[Problem statement] Line by line, give the data again exactly as it appears.

[Study material]

________________________

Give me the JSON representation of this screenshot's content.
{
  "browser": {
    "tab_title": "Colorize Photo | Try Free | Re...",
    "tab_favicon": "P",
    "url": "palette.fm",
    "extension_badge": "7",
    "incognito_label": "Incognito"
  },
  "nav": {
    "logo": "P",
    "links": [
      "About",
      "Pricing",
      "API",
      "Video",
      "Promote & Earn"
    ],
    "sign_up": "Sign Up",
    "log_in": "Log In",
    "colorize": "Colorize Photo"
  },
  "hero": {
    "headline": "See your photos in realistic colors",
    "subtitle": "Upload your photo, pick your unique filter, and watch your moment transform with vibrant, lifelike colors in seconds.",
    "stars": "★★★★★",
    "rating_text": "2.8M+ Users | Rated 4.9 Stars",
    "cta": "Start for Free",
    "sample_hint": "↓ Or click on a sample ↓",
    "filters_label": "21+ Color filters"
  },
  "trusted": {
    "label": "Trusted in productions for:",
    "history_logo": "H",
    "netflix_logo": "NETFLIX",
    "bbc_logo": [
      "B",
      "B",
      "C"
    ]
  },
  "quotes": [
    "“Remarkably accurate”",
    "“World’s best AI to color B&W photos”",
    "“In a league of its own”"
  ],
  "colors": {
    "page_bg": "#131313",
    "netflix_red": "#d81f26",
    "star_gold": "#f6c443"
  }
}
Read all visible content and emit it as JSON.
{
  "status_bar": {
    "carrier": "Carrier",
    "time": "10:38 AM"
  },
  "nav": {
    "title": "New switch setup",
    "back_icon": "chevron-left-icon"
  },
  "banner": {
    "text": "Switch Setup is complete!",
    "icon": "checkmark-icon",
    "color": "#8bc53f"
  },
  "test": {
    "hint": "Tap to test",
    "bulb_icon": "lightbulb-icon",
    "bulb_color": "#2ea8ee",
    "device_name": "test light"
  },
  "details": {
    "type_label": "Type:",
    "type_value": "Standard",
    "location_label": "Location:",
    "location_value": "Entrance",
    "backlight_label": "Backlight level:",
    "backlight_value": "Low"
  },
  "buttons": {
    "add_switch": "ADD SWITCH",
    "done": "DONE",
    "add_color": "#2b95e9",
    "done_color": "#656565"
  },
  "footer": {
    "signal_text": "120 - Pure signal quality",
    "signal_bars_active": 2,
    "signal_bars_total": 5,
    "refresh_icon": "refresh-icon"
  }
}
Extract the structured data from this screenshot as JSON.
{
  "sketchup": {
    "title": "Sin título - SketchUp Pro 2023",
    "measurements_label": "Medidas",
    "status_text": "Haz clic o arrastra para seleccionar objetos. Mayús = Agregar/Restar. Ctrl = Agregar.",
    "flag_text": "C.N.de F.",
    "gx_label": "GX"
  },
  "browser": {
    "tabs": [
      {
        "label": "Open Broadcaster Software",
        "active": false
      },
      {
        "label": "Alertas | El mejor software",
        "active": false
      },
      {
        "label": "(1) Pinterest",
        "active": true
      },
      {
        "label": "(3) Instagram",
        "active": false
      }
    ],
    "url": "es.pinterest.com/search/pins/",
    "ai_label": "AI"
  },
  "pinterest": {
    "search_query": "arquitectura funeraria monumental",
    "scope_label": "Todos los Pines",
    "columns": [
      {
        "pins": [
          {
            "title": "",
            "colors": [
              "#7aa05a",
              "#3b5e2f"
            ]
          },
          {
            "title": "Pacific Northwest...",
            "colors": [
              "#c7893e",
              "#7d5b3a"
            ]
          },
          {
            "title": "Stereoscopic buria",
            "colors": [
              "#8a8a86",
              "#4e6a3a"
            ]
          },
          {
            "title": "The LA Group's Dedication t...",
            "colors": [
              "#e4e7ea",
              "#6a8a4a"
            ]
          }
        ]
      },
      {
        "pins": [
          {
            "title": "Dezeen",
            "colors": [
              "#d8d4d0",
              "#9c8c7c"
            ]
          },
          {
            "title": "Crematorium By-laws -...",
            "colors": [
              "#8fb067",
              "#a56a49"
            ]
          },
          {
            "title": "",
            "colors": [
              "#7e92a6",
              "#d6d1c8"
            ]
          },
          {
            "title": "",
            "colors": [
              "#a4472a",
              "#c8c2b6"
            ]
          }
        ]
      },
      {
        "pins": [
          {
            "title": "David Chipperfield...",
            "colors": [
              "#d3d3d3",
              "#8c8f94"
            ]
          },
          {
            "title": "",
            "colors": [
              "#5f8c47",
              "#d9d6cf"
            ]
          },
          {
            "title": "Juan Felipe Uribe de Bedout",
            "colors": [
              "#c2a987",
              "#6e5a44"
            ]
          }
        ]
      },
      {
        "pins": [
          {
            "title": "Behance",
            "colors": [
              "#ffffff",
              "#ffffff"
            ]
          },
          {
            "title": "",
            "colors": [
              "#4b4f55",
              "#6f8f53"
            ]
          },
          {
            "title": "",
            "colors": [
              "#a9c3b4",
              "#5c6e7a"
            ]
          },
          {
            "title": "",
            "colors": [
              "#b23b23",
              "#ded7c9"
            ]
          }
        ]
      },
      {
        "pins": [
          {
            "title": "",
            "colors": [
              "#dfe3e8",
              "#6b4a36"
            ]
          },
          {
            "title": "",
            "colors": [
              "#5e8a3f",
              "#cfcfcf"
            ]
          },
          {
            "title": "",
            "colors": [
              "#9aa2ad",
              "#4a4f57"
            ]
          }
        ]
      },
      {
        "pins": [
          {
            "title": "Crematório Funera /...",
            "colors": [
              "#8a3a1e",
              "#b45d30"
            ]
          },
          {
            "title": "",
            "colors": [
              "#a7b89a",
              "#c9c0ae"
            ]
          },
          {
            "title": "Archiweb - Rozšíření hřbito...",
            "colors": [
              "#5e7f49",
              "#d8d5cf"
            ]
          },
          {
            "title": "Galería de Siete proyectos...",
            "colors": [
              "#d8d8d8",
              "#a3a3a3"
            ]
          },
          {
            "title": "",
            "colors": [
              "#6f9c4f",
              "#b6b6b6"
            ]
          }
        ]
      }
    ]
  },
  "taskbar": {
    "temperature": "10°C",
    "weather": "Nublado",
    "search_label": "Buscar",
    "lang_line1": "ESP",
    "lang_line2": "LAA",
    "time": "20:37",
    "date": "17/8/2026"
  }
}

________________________

[Solution to this exercise]
Give me the JSON representation of this screenshot's content.
{
  "browser": {
    "tab_title": "Colorize Photo | Try Free | Re...",
    "tab_favicon": "P",
    "url": "palette.fm",
    "extension_badge": "7",
    "incognito_label": "Incognito"
  },
  "nav": {
    "logo": "P",
    "links": [
      "About",
      "Pricing",
      "API",
      "Video",
      "Promote & Earn"
    ],
    "sign_up": "Sign Up",
    "log_in": "Log In",
    "colorize": "Colorize Photo"
  },
  "hero": {
    "headline": "See your photos in realistic colors",
    "subtitle": "Upload your photo, pick your unique filter, and watch your moment transform with vibrant, lifelike colors in seconds.",
    "stars": "★★★★★",
    "rating_text": "2.8M+ Users | Rated 4.9 Stars",
    "cta": "Start for Free",
    "sample_hint": "↓ Or click on a sample ↓",
    "filters_label": "21+ Color filters"
  },
  "trusted": {
    "label": "Trusted in productions for:",
    "history_logo": "H",
    "netflix_logo": "NETFLIX",
    "bbc_logo": [
      "B",
      "B",
      "C"
    ]
  },
  "quotes": [
    "“Remarkably accurate”",
    "“World’s best AI to color B&W photos”",
    "“In a league of its own”"
  ],
  "colors": {
    "page_bg": "#131313",
    "netflix_red": "#d81f26",
    "star_gold": "#f6c443"
  }
}
Read all visible content and emit it as JSON.
{
  "status_bar": {
    "carrier": "Carrier",
    "time": "10:38 AM"
  },
  "nav": {
    "title": "New switch setup",
    "back_icon": "chevron-left-icon"
  },
  "banner": {
    "text": "Switch Setup is complete!",
    "icon": "checkmark-icon",
    "color": "#8bc53f"
  },
  "test": {
    "hint": "Tap to test",
    "bulb_icon": "lightbulb-icon",
    "bulb_color": "#2ea8ee",
    "device_name": "test light"
  },
  "details": {
    "type_label": "Type:",
    "type_value": "Standard",
    "location_label": "Location:",
    "location_value": "Entrance",
    "backlight_label": "Backlight level:",
    "backlight_value": "Low"
  },
  "buttons": {
    "add_switch": "ADD SWITCH",
    "done": "DONE",
    "add_color": "#2b95e9",
    "done_color": "#656565"
  },
  "footer": {
    "signal_text": "120 - Pure signal quality",
    "signal_bars_active": 2,
    "signal_bars_total": 5,
    "refresh_icon": "refresh-icon"
  }
}
Extract the structured data from this screenshot as JSON.
{
  "sketchup": {
    "title": "Sin título - SketchUp Pro 2023",
    "measurements_label": "Medidas",
    "status_text": "Haz clic o arrastra para seleccionar objetos. Mayús = Agregar/Restar. Ctrl = Agregar.",
    "flag_text": "C.N.de F.",
    "gx_label": "GX"
  },
  "browser": {
    "tabs": [
      {
        "label": "Open Broadcaster Software",
        "active": false
      },
      {
        "label": "Alertas | El mejor software",
        "active": false
      },
      {
        "label": "(1) Pinterest",
        "active": true
      },
      {
        "label": "(3) Instagram",
        "active": false
      }
    ],
    "url": "es.pinterest.com/search/pins/",
    "ai_label": "AI"
  },
  "pinterest": {
    "search_query": "arquitectura funeraria monumental",
    "scope_label": "Todos los Pines",
    "columns": [
      {
        "pins": [
          {
            "title": "",
            "colors": [
              "#7aa05a",
              "#3b5e2f"
            ]
          },
          {
            "title": "Pacific Northwest...",
            "colors": [
              "#c7893e",
              "#7d5b3a"
            ]
          },
          {
            "title": "Stereoscopic buria",
            "colors": [
              "#8a8a86",
              "#4e6a3a"
            ]
          },
          {
            "title": "The LA Group's Dedication t...",
            "colors": [
              "#e4e7ea",
              "#6a8a4a"
            ]
          }
        ]
      },
      {
        "pins": [
          {
            "title": "Dezeen",
            "colors": [
              "#d8d4d0",
              "#9c8c7c"
            ]
          },
          {
            "title": "Crematorium By-laws -...",
            "colors": [
              "#8fb067",
              "#a56a49"
            ]
          },
          {
            "title": "",
            "colors": [
              "#7e92a6",
              "#d6d1c8"
            ]
          },
          {
            "title": "",
            "colors": [
              "#a4472a",
              "#c8c2b6"
            ]
          }
        ]
      },
      {
        "pins": [
          {
            "title": "David Chipperfield...",
            "colors": [
              "#d3d3d3",
              "#8c8f94"
            ]
          },
          {
            "title": "",
            "colors": [
              "#5f8c47",
              "#d9d6cf"
            ]
          },
          {
            "title": "Juan Felipe Uribe de Bedout",
            "colors": [
              "#c2a987",
              "#6e5a44"
            ]
          }
        ]
      },
      {
        "pins": [
          {
            "title": "Behance",
            "colors": [
              "#ffffff",
              "#ffffff"
            ]
          },
          {
            "title": "",
            "colors": [
              "#4b4f55",
              "#6f8f53"
            ]
          },
          {
            "title": "",
            "colors": [
              "#a9c3b4",
              "#5c6e7a"
            ]
          },
          {
            "title": "",
            "colors": [
              "#b23b23",
              "#ded7c9"
            ]
          }
        ]
      },
      {
        "pins": [
          {
            "title": "",
            "colors": [
              "#dfe3e8",
              "#6b4a36"
            ]
          },
          {
            "title": "",
            "colors": [
              "#5e8a3f",
              "#cfcfcf"
            ]
          },
          {
            "title": "",
            "colors": [
              "#9aa2ad",
              "#4a4f57"
            ]
          }
        ]
      },
      {
        "pins": [
          {
            "title": "Crematório Funera /...",
            "colors": [
              "#8a3a1e",
              "#b45d30"
            ]
          },
          {
            "title": "",
            "colors": [
              "#a7b89a",
              "#c9c0ae"
            ]
          },
          {
            "title": "Archiweb - Rozšíření hřbito...",
            "colors": [
              "#5e7f49",
              "#d8d5cf"
            ]
          },
          {
            "title": "Galería de Siete proyectos...",
            "colors": [
              "#d8d8d8",
              "#a3a3a3"
            ]
          },
          {
            "title": "",
            "colors": [
              "#6f9c4f",
              "#b6b6b6"
            ]
          }
        ]
      }
    ]
  },
  "taskbar": {
    "temperature": "10°C",
    "weather": "Nublado",
    "search_label": "Buscar",
    "lang_line1": "ESP",
    "lang_line2": "LAA",
    "time": "20:37",
    "date": "17/8/2026"
  }
}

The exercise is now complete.